- Foglierini M, Marcandalli J, Perez L. HCMV envelope glycoprotein diversity demystified. Front Microbiol [Internet]. 2019;10:1005. http://dx.doi.org/10.3389/fmicb.2019.01005
- Plotkin SA, Wang D, Oualim A, Diamond DJ, et al. The status of vaccine development against the human Cytomegalovirus. J Infect Dis [Internet]. 2020;221(Suppl 1):S113–22. http://dx.doi.org/10.1093/infdis/jiz447
- CMV [Internet]. Cdc.gov. 2021 [cited 2022 Mar 7]. https://www.cdc.gov/cmv/clinical/overview.html
- Cheeran MC-J, Lokensgard JR, Schleiss MR. Neuropathogenesis of congenital cytomegalovirus infection: disease mechanisms and prospects for intervention. Clin Microbiol Rev [Internet]. 2009;22(1):99–126, Table of Contents. http://dx.doi.org/10.1128/CMR.00023-08
- T.M. Lanzieri et al. / International Journal of Infectious Diseases 22 (2014) 44–48
- Manicklal S, Emery VC, Lazzarotto T, Boppana SB, Gupta RK. The “silent” global burden of congenital cytomegalovirus. Clin Microbiol Rev [Internet]. 2013;26(1):86–102. http://dx.doi.org/10.1128/CMR.00062-12
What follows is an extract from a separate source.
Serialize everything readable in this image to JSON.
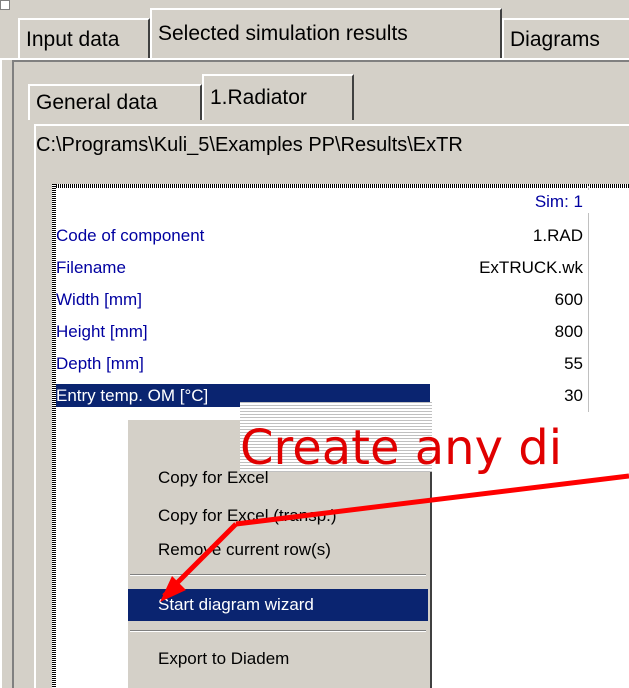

- Husain S, Pietrangeli CE, Zeevi A. Delayed onset CMV disease in solid organ transplant recipients. Transpl Immunol [Internet]. 2009;21(1):1–9.